World Premiere
March 2007
Los Angeles Master Chorale
Los Angeles Children's Chorus
Los Angeles Master Chorale Orchestra    
Sanford Sylvan, baritone
Grant Gershon, conductor
Walt Disney Concert Hall
Los Angeles, California

New York Premiere
May 2014
Westminster Symphonic Choir
New York Philharmonic
Brooklyn Youth Chorus
Jacques Imbralio, baritone
Alan Gilbert, conductor
Carnegie Hall
New York, New York

(see "New York Premiere" for more information)

 

 

 

 

 

 

 

 

 
World Premiere of the Rouse Requiem, Photo: Lee Salem Photography, Inc.  

Soli Deo Gloria commissioned Pulitzer-Prize winning composer Christopher Rouse to compose a Requiem in honor of the 2003 bicentenary of Hector Berlioz’ birth.

For Rouse, Berlioz was an especially powerful composer, and Rouse describes Berlioz’s own Requiem as “one of the most stupendous and imaginative of all such works, a unique example of the genre.” Rouse made the decision to set the Latin text with the same cuts, emendations, and reshufflings that Berlioz used, and to intersperse the traditional Latin text of the Requiem with texts from six poems that reflect the various ways in which death presents itself. The chorus sings the liturgical text, while the baritone soloist gives voice to the interpolated poetry.

“My goal was to use the chorus, restricted to the Latin liturgical text, to express the enormity of ‘death’ in its deepest context; the role of the bass baritone soloist would then be to make the experience of death more personal by adopting the classic figure of the ‘Everyman’ whose life is marked by the deaths of loved ones around him.

“The work begins with the soloist singing alone the lines of Seamus Heaney's "Mid-Term Break," in which a boy leaves school to attend the funeral of his younger brother, struck by a car. Before the "Tuba Mirum" come lines from Siegfried Sassoon's "Suicide in the Trenches," in which the poet describes the self-destruction of a shell-shocked comrade. The "Rex Tremendae" is succeeded by excerpts from Michelangelo's ode on the death of his father, and the "Sanctus" is preceded by Ben Jonson's "On My First Son," a heartbreaking contemplation of the death of his child. Before the "Agnus Dei" comes John Milton's Sonnet 23, in which he dreams that his dead wife has returned to him. Finally, Michelangelo's "On Immortality" (set, like the earlier Michelangelo poem, in the original Italian), sung near the very end of the score, speaks of the "Everyman" figure's own death.”

Reprinted by permission from Christopher Rouse’s program notes
© 2007 by Christopher Rouse

 

 
Los Angeles Master Chorale and Orchestra performing the premiere of Rouse's Requiem, Photo: Lee Salem Photography, Inc.  

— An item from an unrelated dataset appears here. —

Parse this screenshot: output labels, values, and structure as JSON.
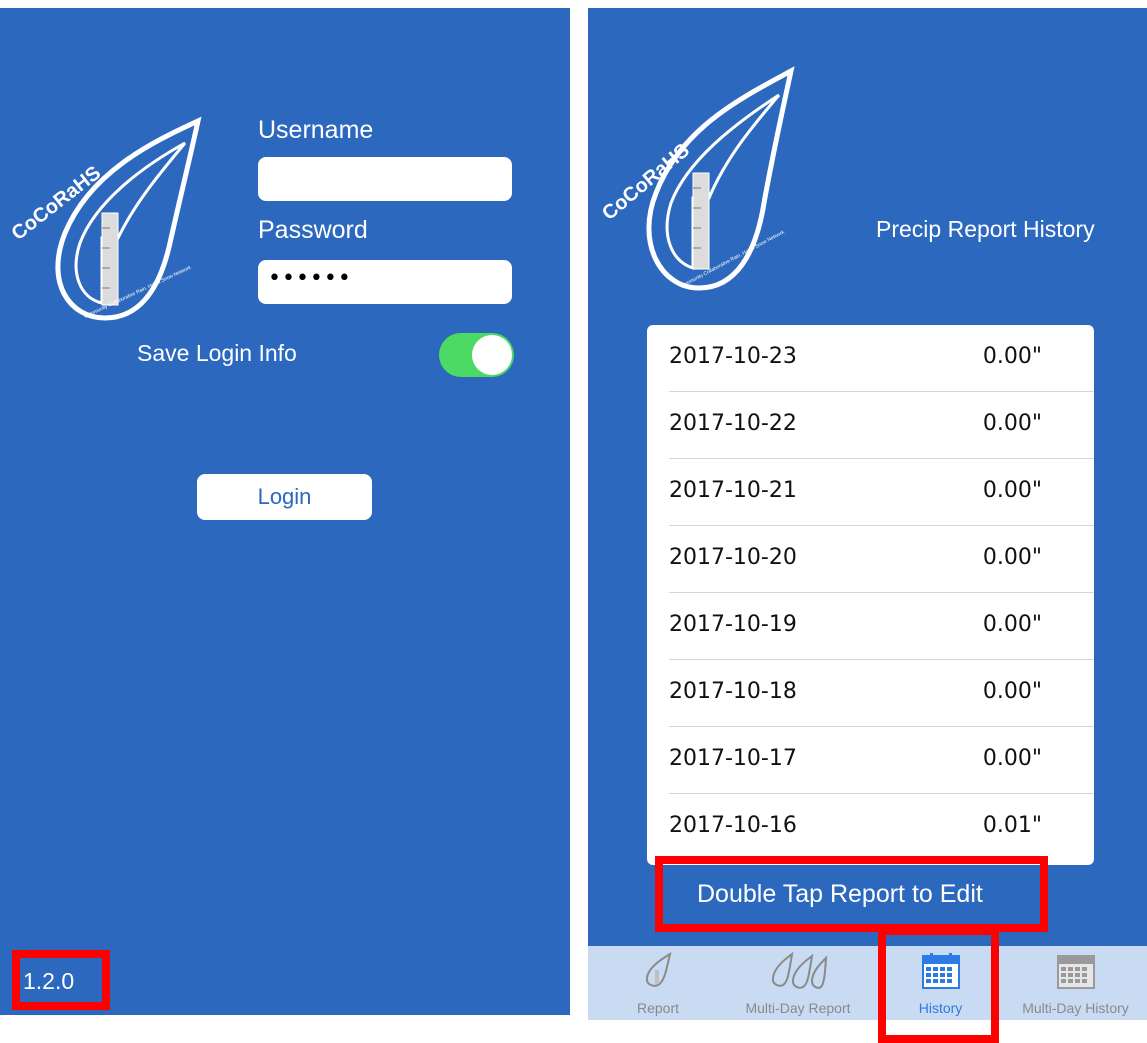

As one reviewer wrote, this is “a Requiem forged in crisis.” The composer was in New York and about halfway through the composition of the work on 9/11. Though Rouse chose not to turn the Requiem into an explicit memorial of the event, he wrote in the program notes, “I have elected to attempt, in my own inadequate way, a remembrance of all who have died as well as those who have survived and grieved for them. It is my hope that my Requiem will, in the end, provide some sort of solace.”

 

 

 

 

Rouse’s is the first great traditional American Requiem... with trumpets pealing to summon the dead or, when God is described in all His majestic glory, with percussion storming the land and the chorus describing the indescribable … Under it all is a magnificent lyricism, which is the real Berlioz influence. Small, seemingly unimportantly melodic or rhythmic details swell into wildly unpredictable castles of glory.”—Los Angeles Times

 

 

“Beautiful…emotional…powerful…dramatic…peaceful. This is a Requiem that sets a standard for composers of the future while holding its own against compositions of the past.”—Sequenza 21, Contemporary Classical Music

 

For complete reviews of the Rouse Requiem, visit these links:

Los Angeles Times: “At long last, a fitting American Requiem”

Sequenza 21: "Last Night in L.A.: The Rouse 'Requiem'

“In Which Our Hero” blog: “MUSIC: Los Angeles Master Chorale : Rouse / Requiem”

The Orange County Register: “A Requiem forged in crisis"

“The Arts Blog”: "Review: Christopher Rouse's Requiem"

“The Rest Is Noise” blog: “ffffffff”